Thursday, June 4, 2009

Q&A with Sen. Ron Jelinek (R-Three Oaks, 21st District)

State Senator Ron Jelinek has represented the 21st District in the Michigan Senate for the past six years. He is the current chairman of the Appropriations Committee and therefore is in the middle of the budget cut discussions of recent days. He graciously consented to answer some questions I posed to him about his work in the Senate.

1) As chair of the Senate Appropriations Committee, you currently have the uneviable task of helping to determine what areas of the state budget will see cuts. What areas of the budget do you think should be first in line for cuts? Why? What areas of the budget, if any, should not be cut, and why?

Sen. Jelinek: As I write this, we are in the process of coming to agreement in our caucus of what our budget priorities are. That does not mean they won’t be cut, but the reduction may be less at the expense of other programs that feel larger reductions or total elimination. We have agreed that health, safety and education need to be preserved as much as possible. We do need to look at specific program spending however, and not just general categories. For example: We should try to preserve the basic foundation per-pupil grant, but individual programs such as bus inspections or some early childhood programs may need to be eliminated or reduced.

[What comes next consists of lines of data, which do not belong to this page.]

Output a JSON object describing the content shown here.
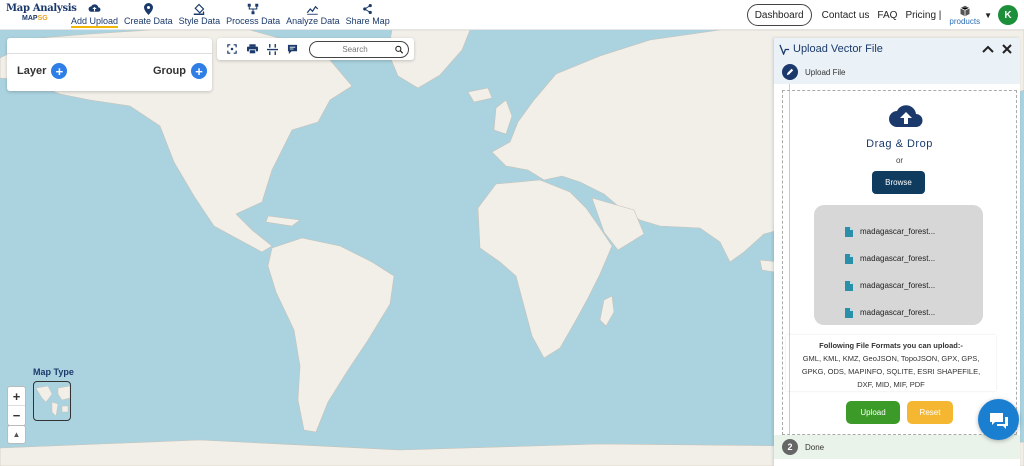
{
  "brand": {
    "title": "Map Analysis",
    "sub_a": "MAP",
    "sub_b": "SG"
  },
  "nav": [
    {
      "label": "Add Upload"
    },
    {
      "label": "Create Data"
    },
    {
      "label": "Style Data"
    },
    {
      "label": "Process Data"
    },
    {
      "label": "Analyze Data"
    },
    {
      "label": "Share Map"
    }
  ],
  "right_nav": {
    "dashboard": "Dashboard",
    "contact": "Contact us",
    "faq": "FAQ",
    "pricing": "Pricing |",
    "products": "products",
    "avatar": "K"
  },
  "layer_panel": {
    "layer": "Layer",
    "group": "Group"
  },
  "search": {
    "placeholder": "Search"
  },
  "map_type": {
    "label": "Map Type"
  },
  "zoom": {
    "in": "+",
    "out": "−"
  },
  "upload_panel": {
    "title": "Upload Vector File",
    "step1": "Upload File",
    "drag_drop": "Drag & Drop",
    "or": "or",
    "browse": "Browse",
    "files": [
      "madagascar_forest...",
      "madagascar_forest...",
      "madagascar_forest...",
      "madagascar_forest..."
    ],
    "formats_heading": "Following File Formats you can upload:-",
    "formats_list": "GML, KML, KMZ, GeoJSON, TopoJSON, GPX, GPS, GPKG, ODS, MAPINFO, SQLITE, ESRI SHAPEFILE, DXF, MID, MIF, PDF",
    "upload": "Upload",
    "reset": "Reset",
    "step2_num": "2",
    "step2": "Done"
  },
  "colors": {
    "brand": "#1b3a6b",
    "accent": "#f2b705",
    "upload": "#3b9a28",
    "reset": "#f5b731",
    "browse": "#0f3b5f",
    "ocean": "#aad3df"
  }
}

2) Why did you choose to give up six days of your Senate pay?

Sen. Jelinek: I gave up 6 days pay because we required it of all state employees as a budget balancing tool. I am no different, I should participate. My 6 days alone will not make very much of a difference, but added to the other state employees and legislators, it does make a difference. I would much rather give up some days than see layoffs.

3) After your term ends in 2010, how do you anticipate remaining involved in Michigan politics?

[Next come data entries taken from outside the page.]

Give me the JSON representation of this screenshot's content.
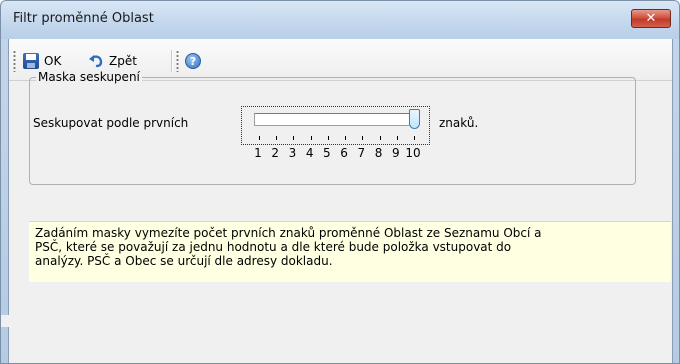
{
  "window": {
    "title": "Filtr proměnné Oblast",
    "close_glyph": "✕"
  },
  "toolbar": {
    "ok_label": "OK",
    "back_label": "Zpět"
  },
  "group": {
    "legend": "Maska seskupení",
    "label": "Seskupovat podle prvních",
    "suffix": "znaků.",
    "slider": {
      "min": 1,
      "max": 10,
      "value": 10,
      "ticks": [
        "1",
        "2",
        "3",
        "4",
        "5",
        "6",
        "7",
        "8",
        "9",
        "10"
      ]
    }
  },
  "info": {
    "text": "Zadáním masky vymezíte počet prvních znaků proměnné Oblast ze Seznamu Obcí a\nPSČ, které se považují za jednu hodnotu a dle které bude položka vstupovat do\nanalýzy. PSČ a Obec se určují dle adresy dokladu."
  },
  "icons": {
    "save": "save-icon",
    "undo": "undo-icon",
    "help": "help-icon"
  },
  "colors": {
    "info_background": "#ffffe1",
    "close_button": "#c0392b"
  }
}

Sen. Jelinek: I am not sure of my future; I will try to make myself available to my party and its candidates in anyway I can serve them best.

4) Looking back over your time in the legislature, of what achievements are you the most pleased?

Sen. Jelinek: No one can say that they accomplished things alone – it takes an entire legislature. I have tried to personally speak for education and its funding to the best levels possible. I have also tried to maintain a balanced budget with common sense and recognize the wishes and needs of the people of this state. Also, everyday I am contacted by a constituent who has a personal dilemma that is of great importance to them. If I can help solve their problem satisfactorily, I consider that to be my greatest achievement.

1 comment:

michelles2cents said...

I'm not familiar with him but he sounds like a great person on paper. I always appreciate the person who recognizes they didn't accomplish things leaders.